Source information Start Marker

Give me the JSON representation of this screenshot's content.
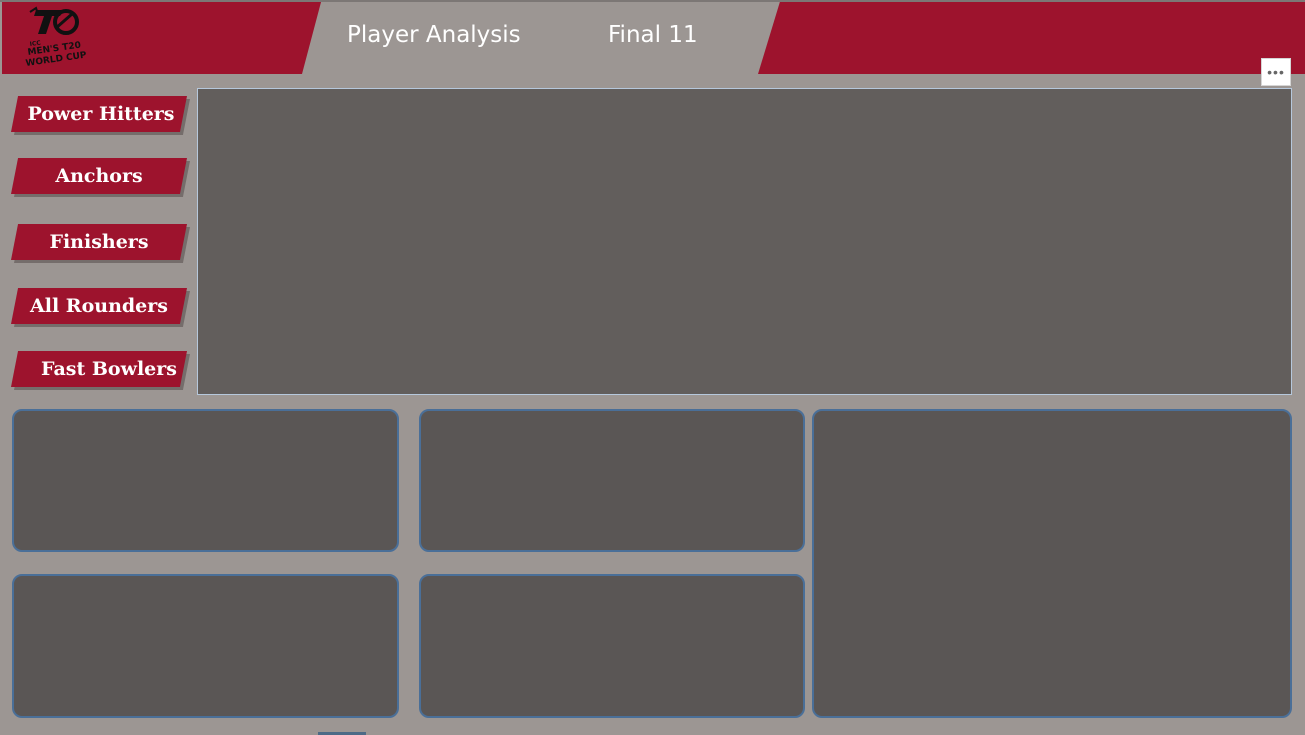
{
  "header": {
    "logo": {
      "icon": "icc-t20-world-cup-logo",
      "lines": [
        "ICC",
        "MEN'S T20",
        "WORLD CUP"
      ],
      "mark": "T20"
    },
    "tabs": [
      {
        "label": "Player Analysis"
      },
      {
        "label": "Final 11"
      }
    ],
    "more_button": {
      "icon": "more-options-icon",
      "glyph": "•••"
    }
  },
  "sidebar": {
    "buttons": [
      {
        "label": "Power Hitters"
      },
      {
        "label": "Anchors"
      },
      {
        "label": "Finishers"
      },
      {
        "label": "All Rounders"
      },
      {
        "label": "Fast Bowlers"
      }
    ]
  },
  "colors": {
    "brand_red": "#9d132d",
    "background": "#9c9693",
    "main_panel": "#625e5c",
    "card_fill": "#5a5655",
    "card_border": "#4a6f98"
  }
}
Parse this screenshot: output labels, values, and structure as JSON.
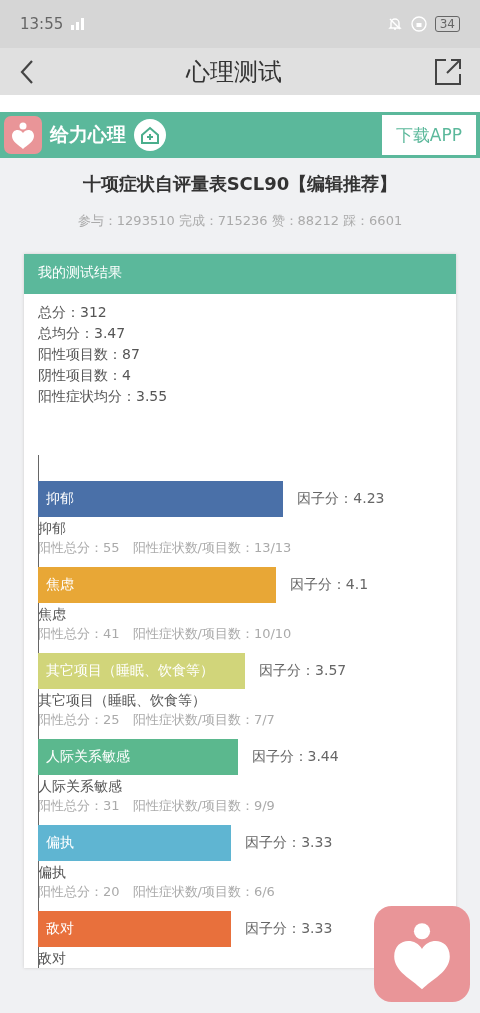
{
  "status_bar": {
    "time": "13:55",
    "battery": "34"
  },
  "nav": {
    "title": "心理测试"
  },
  "banner": {
    "brand": "给力心理",
    "download": "下载APP"
  },
  "test": {
    "title": "十项症状自评量表SCL90【编辑推荐】",
    "stats": "参与：1293510 完成：715236 赞：88212 踩：6601"
  },
  "result": {
    "header": "我的测试结果",
    "summary": [
      "总分：312",
      "总均分：3.47",
      "阳性项目数：87",
      "阴性项目数：4",
      "阳性症状均分：3.55"
    ],
    "factors": [
      {
        "name": "抑郁",
        "bar_label": "抑郁",
        "score": "因子分：4.23",
        "level": 0.846,
        "color": "#4a70a8",
        "detail": "阳性总分：55　阳性症状数/项目数：13/13"
      },
      {
        "name": "焦虑",
        "bar_label": "焦虑",
        "score": "因子分：4.1",
        "level": 0.82,
        "color": "#e8a736",
        "detail": "阳性总分：41　阳性症状数/项目数：10/10"
      },
      {
        "name": "其它项目（睡眠、饮食等）",
        "bar_label": "其它项目（睡眠、饮食等）",
        "score": "因子分：3.57",
        "level": 0.714,
        "color": "#d1d57a",
        "detail": "阳性总分：25　阳性症状数/项目数：7/7"
      },
      {
        "name": "人际关系敏感",
        "bar_label": "人际关系敏感",
        "score": "因子分：3.44",
        "level": 0.688,
        "color": "#5bb88e",
        "detail": "阳性总分：31　阳性症状数/项目数：9/9"
      },
      {
        "name": "偏执",
        "bar_label": "偏执",
        "score": "因子分：3.33",
        "level": 0.666,
        "color": "#5fb5d2",
        "detail": "阳性总分：20　阳性症状数/项目数：6/6"
      },
      {
        "name": "敌对",
        "bar_label": "敌对",
        "score": "因子分：3.33",
        "level": 0.666,
        "color": "#e8703c"
      }
    ]
  }
}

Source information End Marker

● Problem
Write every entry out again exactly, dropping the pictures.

● Answer to this problem
Give me the JSON representation of this screenshot's content.
{
  "header": {
    "logo": {
      "icon": "icc-t20-world-cup-logo",
      "lines": [
        "ICC",
        "MEN'S T20",
        "WORLD CUP"
      ],
      "mark": "T20"
    },
    "tabs": [
      {
        "label": "Player Analysis"
      },
      {
        "label": "Final 11"
      }
    ],
    "more_button": {
      "icon": "more-options-icon",
      "glyph": "•••"
    }
  },
  "sidebar": {
    "buttons": [
      {
        "label": "Power Hitters"
      },
      {
        "label": "Anchors"
      },
      {
        "label": "Finishers"
      },
      {
        "label": "All Rounders"
      },
      {
        "label": "Fast Bowlers"
      }
    ]
  },
  "colors": {
    "brand_red": "#9d132d",
    "background": "#9c9693",
    "main_panel": "#625e5c",
    "card_fill": "#5a5655",
    "card_border": "#4a6f98"
  }
}
Parse this screenshot: output labels, values, and structure as JSON.
{
  "status_bar": {
    "time": "13:55",
    "battery": "34"
  },
  "nav": {
    "title": "心理测试"
  },
  "banner": {
    "brand": "给力心理",
    "download": "下载APP"
  },
  "test": {
    "title": "十项症状自评量表SCL90【编辑推荐】",
    "stats": "参与：1293510 完成：715236 赞：88212 踩：6601"
  },
  "result": {
    "header": "我的测试结果",
    "summary": [
      "总分：312",
      "总均分：3.47",
      "阳性项目数：87",
      "阴性项目数：4",
      "阳性症状均分：3.55"
    ],
    "factors": [
      {
        "name": "抑郁",
        "bar_label": "抑郁",
        "score": "因子分：4.23",
        "level": 0.846,
        "color": "#4a70a8",
        "detail": "阳性总分：55　阳性症状数/项目数：13/13"
      },
      {
        "name": "焦虑",
        "bar_label": "焦虑",
        "score": "因子分：4.1",
        "level": 0.82,
        "color": "#e8a736",
        "detail": "阳性总分：41　阳性症状数/项目数：10/10"
      },
      {
        "name": "其它项目（睡眠、饮食等）",
        "bar_label": "其它项目（睡眠、饮食等）",
        "score": "因子分：3.57",
        "level": 0.714,
        "color": "#d1d57a",
        "detail": "阳性总分：25　阳性症状数/项目数：7/7"
      },
      {
        "name": "人际关系敏感",
        "bar_label": "人际关系敏感",
        "score": "因子分：3.44",
        "level": 0.688,
        "color": "#5bb88e",
        "detail": "阳性总分：31　阳性症状数/项目数：9/9"
      },
      {
        "name": "偏执",
        "bar_label": "偏执",
        "score": "因子分：3.33",
        "level": 0.666,
        "color": "#5fb5d2",
        "detail": "阳性总分：20　阳性症状数/项目数：6/6"
      },
      {
        "name": "敌对",
        "bar_label": "敌对",
        "score": "因子分：3.33",
        "level": 0.666,
        "color": "#e8703c"
      }
    ]
  }
}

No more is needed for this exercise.